This is a common question I get in the first few days of school. In my classroom, the academics are eased in slowly over the first few weeks of school. This is not to say that there isn't any learning, though. Quite to the contrary, the lessons that we learn in these first few days together are some of the most important ones of the entire school year! I call it "going slow to go fast." If we take the time now to learn these important things, then we can spend the rest of the year moving at a brisk pace.
So what do we do? Here are some of the most important things that go on in the first few weeks of school:
Building a Community
It's important that my students learn about each other, not just as faces in a room, but as people with interests, skills, and hopes for the year. They learn early on that we are a team, and that while a team doesn't have to be all best friends, they will all respect each other and help each other work towards a common goal. For example, one of the first activities we do on the first day of school is creating "extended name tags." The students create a name tag that includes not only their names, but illustrations in each corner that represent things they enjoy doing or someone who taught them something. The conversations that arise from sharing these name tags help the students learn a lot about each other!
Establishing Classroom Norms
When the students enter the room for the first time, they notice a poster titled "Classroom Norms." They also quickly notice that it's blank! This is not to say that my class has no rules, but that we will take the time to establish them as a class together. We spend a lot of time in the first few days reflecting on what about school has worked for them in the past and what has not. The students create maps of last years' classrooms that include symbols indicating these things. As the students share these maps with each other, they talk about the ways that they want their classroom to be. We gather as a whole class and discuss what their hopes and dreams are for the school year, or, how I put it this year, "how can we make this year your best school year ever?" After initial surface suggestions such as " I want a classroom where we write a lot," or, "I hope we get to use a lot of technology," the suggestions become more profound: "I want a classroom where it's OK to be different," and "I want a classroom where we help each other." The results of this discussion will help us construct three to five classroom "norms" that we will all be accountable for.
Promoting Empowerment in the Classroom
When I want to get my class's attention, I call out, "Give me five!" The students learn the "five" refers to:
-Eyes on the speaker
-Ears listening to the speaker
-Bodies ready to listen (still, hands empty)
-Brains engaged on what the speaker is saying
We practice this a lot in the first few days of school. But soon after making my students familiar with "Give me five," I give them the power to use it, too! This is one of the ways in which I begin to give them control in the classroom. I tell the students that it is their classroom, and that they will have a say in how it is run. As the first week goes on, students become more comfortable with this, calling out "Give me five!" to ask for help from (or offer help to) the class, or to point out an idea they've had, or to remind the class of something.
I anticipate working in more content in the coming weeks, but in the meantime, we have been learning a lot in these first few days that will be lessons for the rest of the year. Going slow to go fast is an investment that will pay dividends as the year continues. As the class becomes a community and is able to hold itself accountable to norms that they establish for themselves, we will be able to do so much more. I am looking forward to seeing what develops!

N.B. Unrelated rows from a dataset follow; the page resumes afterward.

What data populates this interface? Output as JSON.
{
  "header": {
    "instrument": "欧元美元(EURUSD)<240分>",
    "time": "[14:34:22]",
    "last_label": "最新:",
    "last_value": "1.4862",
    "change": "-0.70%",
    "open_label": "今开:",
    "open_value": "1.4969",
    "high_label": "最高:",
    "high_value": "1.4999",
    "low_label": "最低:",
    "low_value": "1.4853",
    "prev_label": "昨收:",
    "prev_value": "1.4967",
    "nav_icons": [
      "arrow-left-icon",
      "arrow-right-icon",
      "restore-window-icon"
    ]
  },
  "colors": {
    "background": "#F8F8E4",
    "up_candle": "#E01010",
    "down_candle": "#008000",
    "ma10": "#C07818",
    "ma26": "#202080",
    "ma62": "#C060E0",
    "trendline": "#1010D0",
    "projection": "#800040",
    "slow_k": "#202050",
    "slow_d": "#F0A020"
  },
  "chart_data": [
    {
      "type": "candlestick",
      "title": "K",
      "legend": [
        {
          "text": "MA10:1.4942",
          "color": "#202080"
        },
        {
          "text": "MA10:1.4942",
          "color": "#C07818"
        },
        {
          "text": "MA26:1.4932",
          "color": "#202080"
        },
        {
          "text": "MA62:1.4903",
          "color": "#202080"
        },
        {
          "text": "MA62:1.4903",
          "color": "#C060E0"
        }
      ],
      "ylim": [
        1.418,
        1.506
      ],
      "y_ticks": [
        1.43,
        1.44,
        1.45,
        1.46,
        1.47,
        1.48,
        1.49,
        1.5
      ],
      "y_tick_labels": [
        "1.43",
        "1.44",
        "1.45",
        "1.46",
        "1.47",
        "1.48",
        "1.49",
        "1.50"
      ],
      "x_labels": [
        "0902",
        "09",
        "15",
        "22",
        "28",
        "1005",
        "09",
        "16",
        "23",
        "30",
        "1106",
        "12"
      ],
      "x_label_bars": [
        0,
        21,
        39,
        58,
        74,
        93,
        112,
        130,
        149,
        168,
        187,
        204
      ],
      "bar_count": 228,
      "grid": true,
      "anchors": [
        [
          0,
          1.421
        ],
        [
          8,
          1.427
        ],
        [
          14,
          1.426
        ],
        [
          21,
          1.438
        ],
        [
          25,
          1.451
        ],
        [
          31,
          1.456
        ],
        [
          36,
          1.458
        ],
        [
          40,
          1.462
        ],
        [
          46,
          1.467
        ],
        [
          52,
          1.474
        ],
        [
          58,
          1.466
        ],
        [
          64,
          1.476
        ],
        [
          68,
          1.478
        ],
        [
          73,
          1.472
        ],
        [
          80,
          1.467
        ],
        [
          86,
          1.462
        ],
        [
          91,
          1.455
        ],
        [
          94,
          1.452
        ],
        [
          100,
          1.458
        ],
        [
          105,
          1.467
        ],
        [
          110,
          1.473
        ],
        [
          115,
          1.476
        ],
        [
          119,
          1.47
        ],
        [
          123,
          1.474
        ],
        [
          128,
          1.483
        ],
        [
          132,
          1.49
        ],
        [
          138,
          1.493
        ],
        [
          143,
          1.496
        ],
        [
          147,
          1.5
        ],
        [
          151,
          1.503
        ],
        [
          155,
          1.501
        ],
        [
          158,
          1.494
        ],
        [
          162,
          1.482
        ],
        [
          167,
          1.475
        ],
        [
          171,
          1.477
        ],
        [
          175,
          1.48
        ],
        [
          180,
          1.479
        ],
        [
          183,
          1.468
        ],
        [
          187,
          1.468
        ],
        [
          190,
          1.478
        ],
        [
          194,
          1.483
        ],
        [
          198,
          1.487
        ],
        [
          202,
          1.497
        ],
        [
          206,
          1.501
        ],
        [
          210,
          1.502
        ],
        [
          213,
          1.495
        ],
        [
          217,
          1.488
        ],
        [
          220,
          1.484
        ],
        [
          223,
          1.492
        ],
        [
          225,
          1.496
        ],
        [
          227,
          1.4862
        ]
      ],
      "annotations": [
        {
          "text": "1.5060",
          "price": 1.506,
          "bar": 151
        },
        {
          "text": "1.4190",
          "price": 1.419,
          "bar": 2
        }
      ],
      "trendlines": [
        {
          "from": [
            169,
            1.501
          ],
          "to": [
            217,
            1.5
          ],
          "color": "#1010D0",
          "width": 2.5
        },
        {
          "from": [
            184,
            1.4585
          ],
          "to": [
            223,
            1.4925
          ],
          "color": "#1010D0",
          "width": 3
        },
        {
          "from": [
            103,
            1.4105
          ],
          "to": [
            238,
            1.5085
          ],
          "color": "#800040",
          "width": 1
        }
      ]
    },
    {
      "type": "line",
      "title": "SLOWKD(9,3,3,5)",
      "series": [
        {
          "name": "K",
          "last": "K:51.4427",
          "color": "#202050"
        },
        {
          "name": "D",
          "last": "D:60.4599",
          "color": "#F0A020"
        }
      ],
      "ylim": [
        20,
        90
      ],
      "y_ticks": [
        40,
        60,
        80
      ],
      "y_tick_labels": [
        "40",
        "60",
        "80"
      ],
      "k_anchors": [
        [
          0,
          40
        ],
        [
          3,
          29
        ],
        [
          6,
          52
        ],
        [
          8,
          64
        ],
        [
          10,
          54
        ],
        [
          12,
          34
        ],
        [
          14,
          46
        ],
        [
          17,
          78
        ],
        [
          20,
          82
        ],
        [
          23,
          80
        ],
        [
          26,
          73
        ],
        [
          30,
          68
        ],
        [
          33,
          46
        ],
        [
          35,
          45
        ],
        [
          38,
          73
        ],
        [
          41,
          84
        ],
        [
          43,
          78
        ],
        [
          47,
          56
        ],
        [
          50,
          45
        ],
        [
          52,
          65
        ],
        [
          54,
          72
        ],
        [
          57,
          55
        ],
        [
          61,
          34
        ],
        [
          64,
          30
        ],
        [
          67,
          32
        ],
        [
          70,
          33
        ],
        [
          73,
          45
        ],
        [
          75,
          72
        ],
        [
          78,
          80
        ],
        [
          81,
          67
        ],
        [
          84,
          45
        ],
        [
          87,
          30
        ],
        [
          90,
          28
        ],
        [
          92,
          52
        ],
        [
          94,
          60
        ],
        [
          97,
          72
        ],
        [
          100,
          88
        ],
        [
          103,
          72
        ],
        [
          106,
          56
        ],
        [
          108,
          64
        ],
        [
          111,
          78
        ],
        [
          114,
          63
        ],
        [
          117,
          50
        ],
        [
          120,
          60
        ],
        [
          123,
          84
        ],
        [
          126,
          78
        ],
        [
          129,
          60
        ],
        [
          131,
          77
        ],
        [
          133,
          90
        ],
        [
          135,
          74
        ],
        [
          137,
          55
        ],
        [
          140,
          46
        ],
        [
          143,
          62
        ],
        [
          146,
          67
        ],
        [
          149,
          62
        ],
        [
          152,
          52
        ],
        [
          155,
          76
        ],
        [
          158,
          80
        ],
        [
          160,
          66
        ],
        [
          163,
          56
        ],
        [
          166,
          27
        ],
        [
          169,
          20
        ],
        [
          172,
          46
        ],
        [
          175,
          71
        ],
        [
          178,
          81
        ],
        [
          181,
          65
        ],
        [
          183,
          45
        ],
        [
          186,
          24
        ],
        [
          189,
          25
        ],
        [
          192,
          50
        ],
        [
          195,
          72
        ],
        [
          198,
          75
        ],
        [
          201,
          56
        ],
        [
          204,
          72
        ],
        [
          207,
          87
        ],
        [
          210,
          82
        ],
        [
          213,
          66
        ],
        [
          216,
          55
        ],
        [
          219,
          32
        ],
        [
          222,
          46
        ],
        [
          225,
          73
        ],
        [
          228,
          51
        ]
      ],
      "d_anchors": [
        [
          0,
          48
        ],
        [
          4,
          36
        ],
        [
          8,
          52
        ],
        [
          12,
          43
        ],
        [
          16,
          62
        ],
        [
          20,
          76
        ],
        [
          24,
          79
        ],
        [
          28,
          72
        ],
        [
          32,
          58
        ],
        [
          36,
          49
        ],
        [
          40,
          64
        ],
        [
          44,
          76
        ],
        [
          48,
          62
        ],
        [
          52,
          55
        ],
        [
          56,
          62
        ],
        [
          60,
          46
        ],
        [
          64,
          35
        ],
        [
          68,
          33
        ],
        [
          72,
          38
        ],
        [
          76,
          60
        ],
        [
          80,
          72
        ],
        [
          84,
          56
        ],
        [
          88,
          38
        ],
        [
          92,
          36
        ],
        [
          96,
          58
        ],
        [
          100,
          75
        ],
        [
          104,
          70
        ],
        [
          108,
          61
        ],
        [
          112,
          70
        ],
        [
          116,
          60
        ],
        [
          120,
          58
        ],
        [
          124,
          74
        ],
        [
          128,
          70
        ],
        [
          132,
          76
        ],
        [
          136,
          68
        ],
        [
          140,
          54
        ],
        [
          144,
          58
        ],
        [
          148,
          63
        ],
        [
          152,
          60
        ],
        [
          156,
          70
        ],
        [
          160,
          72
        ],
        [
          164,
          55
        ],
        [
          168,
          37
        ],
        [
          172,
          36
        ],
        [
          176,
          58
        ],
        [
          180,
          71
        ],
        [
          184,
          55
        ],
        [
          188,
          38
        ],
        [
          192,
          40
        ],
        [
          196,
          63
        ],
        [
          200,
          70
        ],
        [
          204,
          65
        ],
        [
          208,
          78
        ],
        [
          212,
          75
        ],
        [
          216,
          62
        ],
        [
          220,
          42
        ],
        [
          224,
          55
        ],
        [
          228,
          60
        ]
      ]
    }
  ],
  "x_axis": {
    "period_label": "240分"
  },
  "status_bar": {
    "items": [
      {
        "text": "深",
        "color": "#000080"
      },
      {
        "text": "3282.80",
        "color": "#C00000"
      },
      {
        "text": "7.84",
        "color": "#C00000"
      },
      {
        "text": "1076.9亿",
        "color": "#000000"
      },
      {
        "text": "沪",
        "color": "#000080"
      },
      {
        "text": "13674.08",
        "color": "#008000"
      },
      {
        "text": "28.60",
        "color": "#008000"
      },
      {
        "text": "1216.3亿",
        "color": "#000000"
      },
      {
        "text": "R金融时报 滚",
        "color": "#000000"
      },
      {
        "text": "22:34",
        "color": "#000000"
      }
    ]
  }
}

5th grade teacher in Princeton, NJ. Passionate about education, technology, and the New York Giants!